The following report appears in Repeating Islands, Jan. 2, 2013.
Many thanks to Peter Jordens for the translation from the original “Owru yari wasi geen Marrontraditie” by Audry Wajwakana (De Ware Tijd). This post explains some of Suriname’s year-end and New Year’s traditions. Jordens provides clarification for key points.
On the last day of the calendar year, people in Suriname will put all worries aside and look forward to the new year with confidence. In keeping with (Afro-)Surinamese tradition, on this day hundreds of people go to Elly Purperhart on Independence Square for their annual swit watra wasi [sweet water cleanse].
[Swit watra consists of water to which aromatic liquids, herbs and flowers have been added. People either receive the swit watra from a gourd to wash their hands, arms, neck and face on the spot or take a bottle home for washing or bathing. In this way they enter the new year in a clean(sed) manner.]

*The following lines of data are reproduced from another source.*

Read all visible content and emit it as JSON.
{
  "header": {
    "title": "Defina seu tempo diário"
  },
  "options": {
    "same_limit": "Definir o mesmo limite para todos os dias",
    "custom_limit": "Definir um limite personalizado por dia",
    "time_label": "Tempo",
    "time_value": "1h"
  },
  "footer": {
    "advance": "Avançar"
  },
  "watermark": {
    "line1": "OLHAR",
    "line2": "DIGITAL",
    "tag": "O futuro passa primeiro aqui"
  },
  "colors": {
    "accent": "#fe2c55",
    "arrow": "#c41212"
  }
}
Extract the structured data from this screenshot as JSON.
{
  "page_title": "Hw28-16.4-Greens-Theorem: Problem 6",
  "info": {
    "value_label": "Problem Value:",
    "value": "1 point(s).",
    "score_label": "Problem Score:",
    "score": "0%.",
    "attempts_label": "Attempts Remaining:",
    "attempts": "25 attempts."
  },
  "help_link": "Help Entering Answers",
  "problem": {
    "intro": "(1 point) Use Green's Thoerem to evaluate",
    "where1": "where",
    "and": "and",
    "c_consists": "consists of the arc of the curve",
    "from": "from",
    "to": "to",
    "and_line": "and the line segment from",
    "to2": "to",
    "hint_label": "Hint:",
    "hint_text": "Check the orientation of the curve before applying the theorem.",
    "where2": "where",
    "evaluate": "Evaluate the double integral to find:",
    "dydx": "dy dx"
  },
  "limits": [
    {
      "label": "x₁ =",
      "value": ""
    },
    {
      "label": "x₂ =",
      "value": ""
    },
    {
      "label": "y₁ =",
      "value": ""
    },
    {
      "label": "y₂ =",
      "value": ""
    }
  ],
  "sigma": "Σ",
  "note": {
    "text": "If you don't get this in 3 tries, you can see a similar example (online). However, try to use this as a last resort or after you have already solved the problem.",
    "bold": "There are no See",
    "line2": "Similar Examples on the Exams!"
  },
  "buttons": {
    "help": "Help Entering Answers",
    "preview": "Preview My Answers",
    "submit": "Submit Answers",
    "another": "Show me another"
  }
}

Anthropologist Solomon Emanuels from the Santigron Maroon village says that this tradition diverges from Maroon culture, in which the ritual cleanse is not performed on New Year’s Eve. “Such rituals are performed one week before Christmas. This enables the individuals or families who live in discord with one another to settle their disputes before the holidays,” Emanuels explains. These rituals are also a way of bidding the old year farewell. “But because of integration into Surinamese society, you will get Maroons who do a wasi on Independence Square. There is nothing wrong with that, but it is not the tradition among Maroons.” There are specific Maroon rituals to welcome the new year. In the first week of the new year, a family member makes a libation to the gods and the ancestors in their Gaado oso [place of sacrifice]. This is accompanied by singing and people also bring rum and pangi [traditional cloth used as a wrap].
An important part of denyung yari [New Year] among the Maroons is the kromanti dance. Kromanti is the god of nature who consists of the elements water, fire and air. The dance is performed in the kromanti oso [place of worship], with much dancing and singing. “Some people may enter into a trance, allowing their body to be taken over by Kromanti who reveals whether they behaved well of badly last year and who instructs them to improve their habits in the new year. During this ritual predictions may also be made.”
According to Emanuels, more rituals used to be performed around New Year’s, but because of the changing times and integration into Suriname’s multi-cultural society, these have been lost. “Some Maroon communities do not even maintain their Gaado oso.” Emanuels says that this is an indication that society is changing and that the importance of religion is declining.
For the original article (in Dutch), see http://www.dwtonline.com/de-ware-tijd/2012/12/31/owru-yari-wasi-geen-marrontraditie